Requirement |
From the data below, return each line in which the string "this" is found.

=== Section Start ===

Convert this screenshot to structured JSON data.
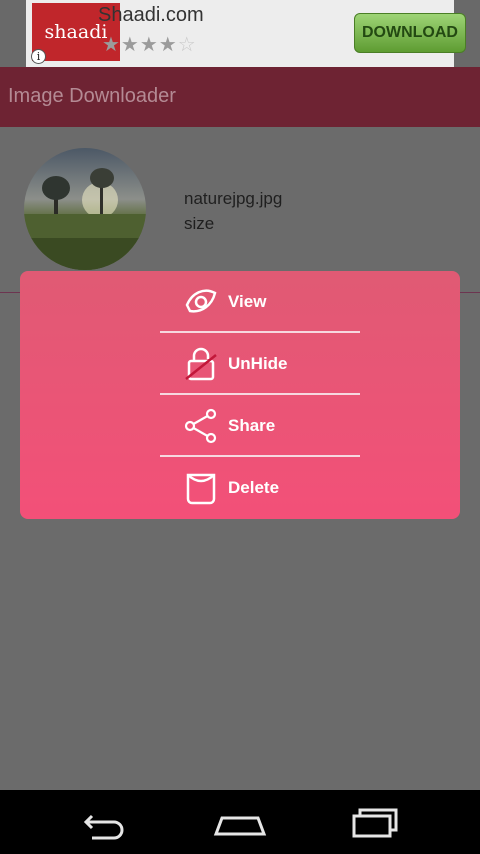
{
  "ad": {
    "logo_text": "shaadi",
    "title": "Shaadi.com",
    "stars_filled": "★★★★",
    "stars_empty": "☆",
    "rating": 4,
    "info_icon": "i",
    "download_label": "DOWNLOAD"
  },
  "appbar": {
    "title": "Image Downloader"
  },
  "item": {
    "name": "naturejpg.jpg",
    "size": "size"
  },
  "menu": [
    {
      "label": "View",
      "icon": "eye-icon"
    },
    {
      "label": "UnHide",
      "icon": "unlock-icon"
    },
    {
      "label": "Share",
      "icon": "share-icon"
    },
    {
      "label": "Delete",
      "icon": "trash-icon"
    }
  ],
  "navbar": {
    "back_icon": "back-icon",
    "home_icon": "home-icon",
    "recents_icon": "recents-icon"
  },
  "colors": {
    "dialog": "#f05074",
    "appbar": "#6e2333",
    "scrim": "#6b6b6b"
  }
}
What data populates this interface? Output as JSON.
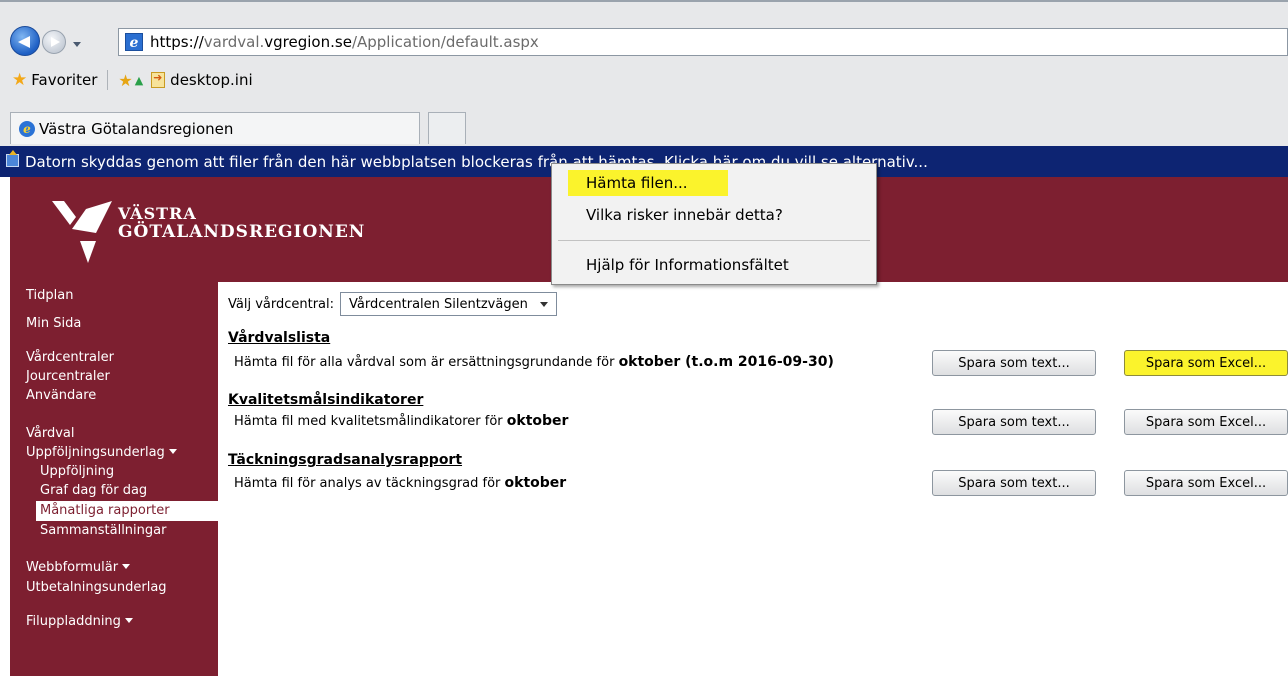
{
  "browser": {
    "url_scheme": "https://",
    "url_sub": "vardval.",
    "url_domain": "vgregion.se",
    "url_path": "/Application/default.aspx",
    "favorites_label": "Favoriter",
    "favorites_link": "desktop.ini",
    "tab_title": "Västra Götalandsregionen"
  },
  "info_bar": {
    "text": "Datorn skyddas genom att filer från den här webbplatsen blockeras från att hämtas. Klicka här om du vill se alternativ..."
  },
  "context_menu": {
    "items": [
      "Hämta filen...",
      "Vilka risker innebär detta?",
      "Hjälp för Informationsfältet"
    ]
  },
  "logo": {
    "line1": "VÄSTRA",
    "line2": "GÖTALANDSREGIONEN"
  },
  "sidebar": {
    "items": [
      "Tidplan",
      "Min Sida",
      "Vårdcentraler",
      "Jourcentraler",
      "Användare",
      "Vårdval",
      "Uppföljningsunderlag",
      "Uppföljning",
      "Graf dag för dag",
      "Månatliga rapporter",
      "Sammanställningar",
      "Webbformulär",
      "Utbetalningsunderlag",
      "Filuppladdning"
    ]
  },
  "main": {
    "picker_label": "Välj vårdcentral:",
    "picker_value": "Vårdcentralen Silentzvägen",
    "save_text_label": "Spara som text...",
    "save_excel_label": "Spara som Excel...",
    "sections": [
      {
        "title": "Vårdvalslista",
        "desc": "Hämta fil för alla vårdval som är ersättningsgrundande för",
        "bold": "oktober (t.o.m 2016-09-30)"
      },
      {
        "title": "Kvalitetsmålsindikatorer",
        "desc": "Hämta fil med kvalitetsmålindikatorer för",
        "bold": "oktober"
      },
      {
        "title": "Täckningsgradsanalysrapport",
        "desc": "Hämta fil för analys av täckningsgrad för",
        "bold": "oktober"
      }
    ]
  },
  "colors": {
    "brand": "#7d1f30",
    "info_bar": "#0d2472",
    "highlight": "#fbf32c"
  }
}
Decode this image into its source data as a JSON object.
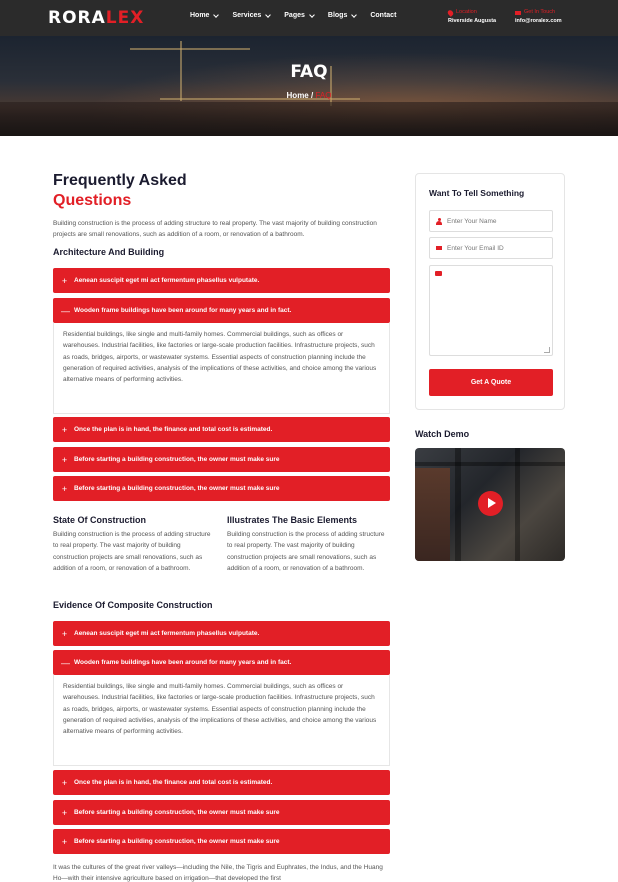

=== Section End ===

Solved problem |
Convert this screenshot to structured JSON data.
What data populates this interface? Output as JSON.
Decode this image into its source data as a JSON object.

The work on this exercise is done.